**WHAT IS EXPECTED**
Scan the entries below. List each line with "description".
+++ EXTRACTED RECORDS +++
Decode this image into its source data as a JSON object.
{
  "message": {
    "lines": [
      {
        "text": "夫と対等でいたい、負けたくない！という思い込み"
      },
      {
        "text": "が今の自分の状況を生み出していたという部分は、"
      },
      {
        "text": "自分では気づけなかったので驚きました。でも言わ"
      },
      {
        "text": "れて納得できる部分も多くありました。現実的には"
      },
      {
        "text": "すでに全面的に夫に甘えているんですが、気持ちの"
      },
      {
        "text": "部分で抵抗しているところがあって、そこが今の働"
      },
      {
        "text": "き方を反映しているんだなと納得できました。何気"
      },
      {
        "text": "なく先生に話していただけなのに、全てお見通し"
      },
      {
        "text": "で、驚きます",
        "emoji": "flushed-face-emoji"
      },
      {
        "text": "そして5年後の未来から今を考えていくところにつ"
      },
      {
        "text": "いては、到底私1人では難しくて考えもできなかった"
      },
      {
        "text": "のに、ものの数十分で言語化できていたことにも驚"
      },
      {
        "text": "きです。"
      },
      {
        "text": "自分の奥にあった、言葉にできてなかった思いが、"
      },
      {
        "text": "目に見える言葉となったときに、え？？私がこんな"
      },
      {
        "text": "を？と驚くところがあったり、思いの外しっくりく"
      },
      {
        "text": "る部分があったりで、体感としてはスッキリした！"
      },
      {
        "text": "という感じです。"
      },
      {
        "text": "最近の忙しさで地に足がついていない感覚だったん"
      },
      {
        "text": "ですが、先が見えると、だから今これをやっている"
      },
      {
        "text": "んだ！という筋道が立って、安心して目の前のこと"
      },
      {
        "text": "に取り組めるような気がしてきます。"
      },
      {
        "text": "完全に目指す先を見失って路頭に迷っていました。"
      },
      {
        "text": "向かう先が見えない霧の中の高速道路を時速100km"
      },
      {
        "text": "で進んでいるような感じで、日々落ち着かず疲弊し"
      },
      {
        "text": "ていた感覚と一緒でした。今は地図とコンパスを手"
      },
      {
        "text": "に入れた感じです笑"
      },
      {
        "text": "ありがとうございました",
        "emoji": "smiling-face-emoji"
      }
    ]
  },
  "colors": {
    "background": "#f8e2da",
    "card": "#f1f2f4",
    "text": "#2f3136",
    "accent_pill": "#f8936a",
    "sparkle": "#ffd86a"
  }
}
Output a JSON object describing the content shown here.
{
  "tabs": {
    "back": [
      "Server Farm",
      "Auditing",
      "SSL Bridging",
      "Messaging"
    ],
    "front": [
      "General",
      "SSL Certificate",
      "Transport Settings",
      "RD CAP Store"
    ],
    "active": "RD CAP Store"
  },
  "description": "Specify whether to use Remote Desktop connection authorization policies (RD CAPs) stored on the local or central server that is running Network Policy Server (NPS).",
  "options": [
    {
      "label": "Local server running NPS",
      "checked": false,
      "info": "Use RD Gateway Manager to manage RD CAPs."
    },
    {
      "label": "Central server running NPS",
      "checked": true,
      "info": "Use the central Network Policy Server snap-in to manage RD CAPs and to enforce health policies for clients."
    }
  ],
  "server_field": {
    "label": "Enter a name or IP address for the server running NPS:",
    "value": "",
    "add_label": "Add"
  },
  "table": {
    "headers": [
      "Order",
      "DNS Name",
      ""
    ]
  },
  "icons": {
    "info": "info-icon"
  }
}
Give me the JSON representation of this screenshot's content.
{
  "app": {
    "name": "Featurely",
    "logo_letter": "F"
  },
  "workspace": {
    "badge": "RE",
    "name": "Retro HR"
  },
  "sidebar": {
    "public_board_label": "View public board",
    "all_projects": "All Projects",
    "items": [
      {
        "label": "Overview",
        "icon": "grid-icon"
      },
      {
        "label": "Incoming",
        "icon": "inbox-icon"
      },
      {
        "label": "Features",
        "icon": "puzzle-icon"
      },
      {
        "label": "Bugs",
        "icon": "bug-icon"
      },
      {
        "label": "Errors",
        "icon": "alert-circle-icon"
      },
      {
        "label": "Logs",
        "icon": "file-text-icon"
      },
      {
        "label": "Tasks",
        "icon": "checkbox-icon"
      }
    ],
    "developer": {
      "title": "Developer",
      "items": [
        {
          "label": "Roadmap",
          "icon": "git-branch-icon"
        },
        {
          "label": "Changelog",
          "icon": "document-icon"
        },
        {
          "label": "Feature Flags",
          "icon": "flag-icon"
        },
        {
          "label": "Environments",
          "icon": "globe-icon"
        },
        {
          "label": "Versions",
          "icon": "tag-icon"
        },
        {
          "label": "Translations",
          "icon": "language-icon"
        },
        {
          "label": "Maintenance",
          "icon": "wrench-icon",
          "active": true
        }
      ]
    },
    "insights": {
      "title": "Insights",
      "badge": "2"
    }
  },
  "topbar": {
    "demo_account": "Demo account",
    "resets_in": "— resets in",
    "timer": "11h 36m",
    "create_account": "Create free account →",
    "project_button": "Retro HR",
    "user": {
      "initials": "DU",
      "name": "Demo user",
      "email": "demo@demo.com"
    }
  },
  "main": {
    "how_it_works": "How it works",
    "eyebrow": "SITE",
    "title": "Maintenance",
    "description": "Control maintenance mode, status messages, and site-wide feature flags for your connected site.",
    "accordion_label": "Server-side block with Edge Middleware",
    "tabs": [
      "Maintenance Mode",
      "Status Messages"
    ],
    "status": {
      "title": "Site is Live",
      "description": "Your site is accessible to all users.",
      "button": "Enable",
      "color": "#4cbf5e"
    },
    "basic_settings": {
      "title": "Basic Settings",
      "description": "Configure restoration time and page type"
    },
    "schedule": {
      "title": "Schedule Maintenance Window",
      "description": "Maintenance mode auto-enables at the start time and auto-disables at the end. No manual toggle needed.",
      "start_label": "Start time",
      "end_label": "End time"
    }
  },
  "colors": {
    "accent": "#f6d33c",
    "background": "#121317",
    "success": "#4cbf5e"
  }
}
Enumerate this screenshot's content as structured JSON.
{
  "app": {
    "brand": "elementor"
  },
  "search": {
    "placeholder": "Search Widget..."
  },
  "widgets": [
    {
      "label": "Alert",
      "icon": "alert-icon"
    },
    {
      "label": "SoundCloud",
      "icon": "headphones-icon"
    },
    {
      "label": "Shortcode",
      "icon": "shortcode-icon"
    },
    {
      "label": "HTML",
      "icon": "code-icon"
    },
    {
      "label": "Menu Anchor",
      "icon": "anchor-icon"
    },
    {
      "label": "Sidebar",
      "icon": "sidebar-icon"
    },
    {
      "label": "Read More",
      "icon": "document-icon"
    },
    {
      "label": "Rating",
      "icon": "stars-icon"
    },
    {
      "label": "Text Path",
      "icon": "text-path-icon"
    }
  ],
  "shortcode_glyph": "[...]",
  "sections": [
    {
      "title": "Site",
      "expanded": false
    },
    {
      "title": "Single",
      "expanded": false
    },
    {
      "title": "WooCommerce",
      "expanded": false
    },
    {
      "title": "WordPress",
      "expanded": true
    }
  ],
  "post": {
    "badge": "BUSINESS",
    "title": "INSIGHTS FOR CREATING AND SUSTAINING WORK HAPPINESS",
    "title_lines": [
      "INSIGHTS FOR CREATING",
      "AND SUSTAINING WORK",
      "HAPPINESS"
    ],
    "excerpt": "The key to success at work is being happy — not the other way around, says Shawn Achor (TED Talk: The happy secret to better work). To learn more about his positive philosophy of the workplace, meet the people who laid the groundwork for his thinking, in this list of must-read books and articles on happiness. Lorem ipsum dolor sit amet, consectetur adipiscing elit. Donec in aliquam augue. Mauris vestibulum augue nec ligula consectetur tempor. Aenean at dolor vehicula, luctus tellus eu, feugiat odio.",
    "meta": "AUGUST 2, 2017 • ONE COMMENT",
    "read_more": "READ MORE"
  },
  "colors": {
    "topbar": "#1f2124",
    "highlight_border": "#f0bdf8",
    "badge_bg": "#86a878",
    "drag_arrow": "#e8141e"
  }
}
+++
**SOLUTION BELOW**
  "description": "Specify whether to use Remote Desktop connection authorization policies (RD CAPs) stored on the local or central server that is running Network Policy Server (NPS).",
    "description": "Control maintenance mode, status messages, and site-wide feature flags for your connected site.",
      "description": "Your site is accessible to all users.",
      "description": "Configure restoration time and page type"
      "description": "Maintenance mode auto-enables at the start time and auto-disables at the end. No manual toggle needed.",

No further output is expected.